Best Sellers Are Coming in Threes
June 21, 2012
Stephen Woodfin has the right idea.
On a recent airplane flight, I was thumbing through a copy of USA Today and saw a four-column headline that reached out and slapped me.
The headline: Best sellers are coming in threes this spring.
The subhead: Trilogies can inspire loyalty, engagement.
The inspiration for The Revelation Trilogy did not come from the deep recesses of a troubled mind. It was not revealed in a vision or a sudden flash of dramatic insight.

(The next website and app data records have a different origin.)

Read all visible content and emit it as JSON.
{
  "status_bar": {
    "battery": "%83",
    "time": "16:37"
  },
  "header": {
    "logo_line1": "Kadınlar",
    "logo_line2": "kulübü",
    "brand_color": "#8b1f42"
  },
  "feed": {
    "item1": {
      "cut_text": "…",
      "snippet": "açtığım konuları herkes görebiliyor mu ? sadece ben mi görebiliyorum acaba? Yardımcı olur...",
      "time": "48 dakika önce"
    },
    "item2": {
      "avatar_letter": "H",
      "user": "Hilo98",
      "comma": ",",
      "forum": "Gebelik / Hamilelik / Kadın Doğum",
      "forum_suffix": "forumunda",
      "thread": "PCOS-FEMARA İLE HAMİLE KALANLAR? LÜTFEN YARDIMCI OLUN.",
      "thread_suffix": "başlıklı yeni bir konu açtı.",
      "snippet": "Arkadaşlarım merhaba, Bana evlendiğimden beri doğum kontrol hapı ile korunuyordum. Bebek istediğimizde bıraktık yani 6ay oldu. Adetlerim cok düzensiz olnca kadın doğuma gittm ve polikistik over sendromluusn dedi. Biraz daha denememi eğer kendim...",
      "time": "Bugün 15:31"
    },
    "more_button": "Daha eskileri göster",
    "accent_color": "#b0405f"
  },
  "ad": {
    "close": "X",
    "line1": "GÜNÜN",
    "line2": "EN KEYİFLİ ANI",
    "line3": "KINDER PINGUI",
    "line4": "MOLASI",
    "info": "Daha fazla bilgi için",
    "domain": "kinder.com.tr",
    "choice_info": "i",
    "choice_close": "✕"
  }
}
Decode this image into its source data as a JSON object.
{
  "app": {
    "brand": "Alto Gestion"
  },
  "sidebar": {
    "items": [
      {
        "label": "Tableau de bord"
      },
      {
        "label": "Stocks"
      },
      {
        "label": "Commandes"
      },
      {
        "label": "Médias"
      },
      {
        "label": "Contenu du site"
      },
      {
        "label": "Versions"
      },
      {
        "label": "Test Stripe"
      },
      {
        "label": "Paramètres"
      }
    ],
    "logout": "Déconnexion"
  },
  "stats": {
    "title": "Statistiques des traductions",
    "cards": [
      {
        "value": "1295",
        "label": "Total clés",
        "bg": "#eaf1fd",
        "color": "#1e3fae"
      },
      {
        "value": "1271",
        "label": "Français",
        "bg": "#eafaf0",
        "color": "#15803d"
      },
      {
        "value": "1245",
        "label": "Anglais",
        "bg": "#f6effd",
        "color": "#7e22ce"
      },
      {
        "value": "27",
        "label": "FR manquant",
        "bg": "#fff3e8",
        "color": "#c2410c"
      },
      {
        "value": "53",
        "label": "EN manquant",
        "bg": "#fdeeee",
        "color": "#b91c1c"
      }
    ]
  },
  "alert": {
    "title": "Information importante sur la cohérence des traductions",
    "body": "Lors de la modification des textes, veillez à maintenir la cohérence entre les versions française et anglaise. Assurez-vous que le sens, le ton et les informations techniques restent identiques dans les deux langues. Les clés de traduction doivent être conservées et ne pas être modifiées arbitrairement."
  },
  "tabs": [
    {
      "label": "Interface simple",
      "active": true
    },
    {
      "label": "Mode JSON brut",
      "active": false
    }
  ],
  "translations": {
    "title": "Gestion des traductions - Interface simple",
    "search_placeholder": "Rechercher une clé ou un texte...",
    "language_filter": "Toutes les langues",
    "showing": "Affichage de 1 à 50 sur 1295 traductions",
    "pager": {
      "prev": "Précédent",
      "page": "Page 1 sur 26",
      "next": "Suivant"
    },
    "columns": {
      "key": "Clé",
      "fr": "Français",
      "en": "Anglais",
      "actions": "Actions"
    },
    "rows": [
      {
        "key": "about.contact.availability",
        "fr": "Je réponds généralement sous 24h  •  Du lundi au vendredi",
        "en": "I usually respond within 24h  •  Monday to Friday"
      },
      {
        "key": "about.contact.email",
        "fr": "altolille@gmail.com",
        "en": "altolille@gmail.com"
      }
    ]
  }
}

All Stephen Woodfin had to do was read the latest issue of a newspaper or watch any of the prejudicial and opinionated versions of Cable news, and it was not a far stretch of the imagination to realize that a war is brewing between government and the self-righteous voice of religion. It’s simmering now. It’s coming to a boil. It could break out in violence at any moment.
The Revelation Trilogy works its way deep inside the premise of what might happen if a band of religious zealots plotted and implemented an attack to overthrow a government that its followers simply don’t trust anymore. Murder in the name of the Lord is not a new idea.
There are the godly who fear that the nation they love is losing those religious values and freedoms that made the country strong, powerful, and compassionate.
There are those who realize that religion is the most effective and powerful weapon they have to take down a government they don’t like. After all, the Old Testament is full of blood.
There are those who determine that the conflict, if nothing else, can satiate their ambition, their greed, and their unholy lust for power and money. No matter how much power and how many riches they acquire, it’s never enough. Hang on. It’s a wild and disturbing ride. The term breathless comes to mind.
Stephen Woodfin is right on target.
As the USA Today article points out: “For book publishers, the magic number seems to be three – as in trilogies. The evidence sits atop USA Today’s Best-Selling Books list: The top three spots belong to E. I. James’ erotic Fifty Shades of Grey trilogy, followed by Suzanne Collins’ The Hunger Games young-adult trilogy. Amanda Hocking became a publishing sensation thanks to her Trylie trilogy – Switched, Torn, Ascend.
Paul Bogaards, who handles publicity for the publishing giant Knopf, pointed out in the article: “Readers come to know the subjects and characters so well they become invested in them.” But he did admit: “I don’t think readers hunger for trilogies as much as they hunger for storytelling that they find deeply immersive and satisfying.”
Some stories can’t be told in one book. Readers prefer three.
A British blogger, Stephanie Butland, believes that a trilogy is the perfect format for authors to consider. A trilogy is not too short, nor is it too long. She says, “You can really understand the characters and the story in three books. You don’t have to panic when you reach the last fifty pages of a really great book because you know there’s more.”
Stephen Woodfin has given us more. The characters are memorable. Even those dastardly characters you don’t like insist on hanging around after the final word is read. You won’t be able to forget them for a long time.
The Revelation Effect is gripping.
The action races at a breakneck speed from one page to the next. Good guys become bad. Bad guys change. As many funerals as revivals are held across the land. The President is killed. The Secret Service is under suspicion. A nation is in chaos As Woodfin himself says, “The body count rises as faith and politics collide.”
It collides daily in the news.
It collides regularly from the pulpit.
It collides wherever two or three are gathered for coffee in the morning.
Nowhere does it collide more dramatically than in Last One Chosen, Next Best Hope, and The Revelation Effect.
Woodfin has met the criteria. He has the three good books.
But no one knows what lurks in a far corner of his imagination. Somewhere down there in a maze of words, phrases, ideas, and fears, there may be a fourth brewing. If so, the novel will break out and write itself. Woodfin merely scatters the words on paper.
Then again, he’s probably smart enough to stop at three.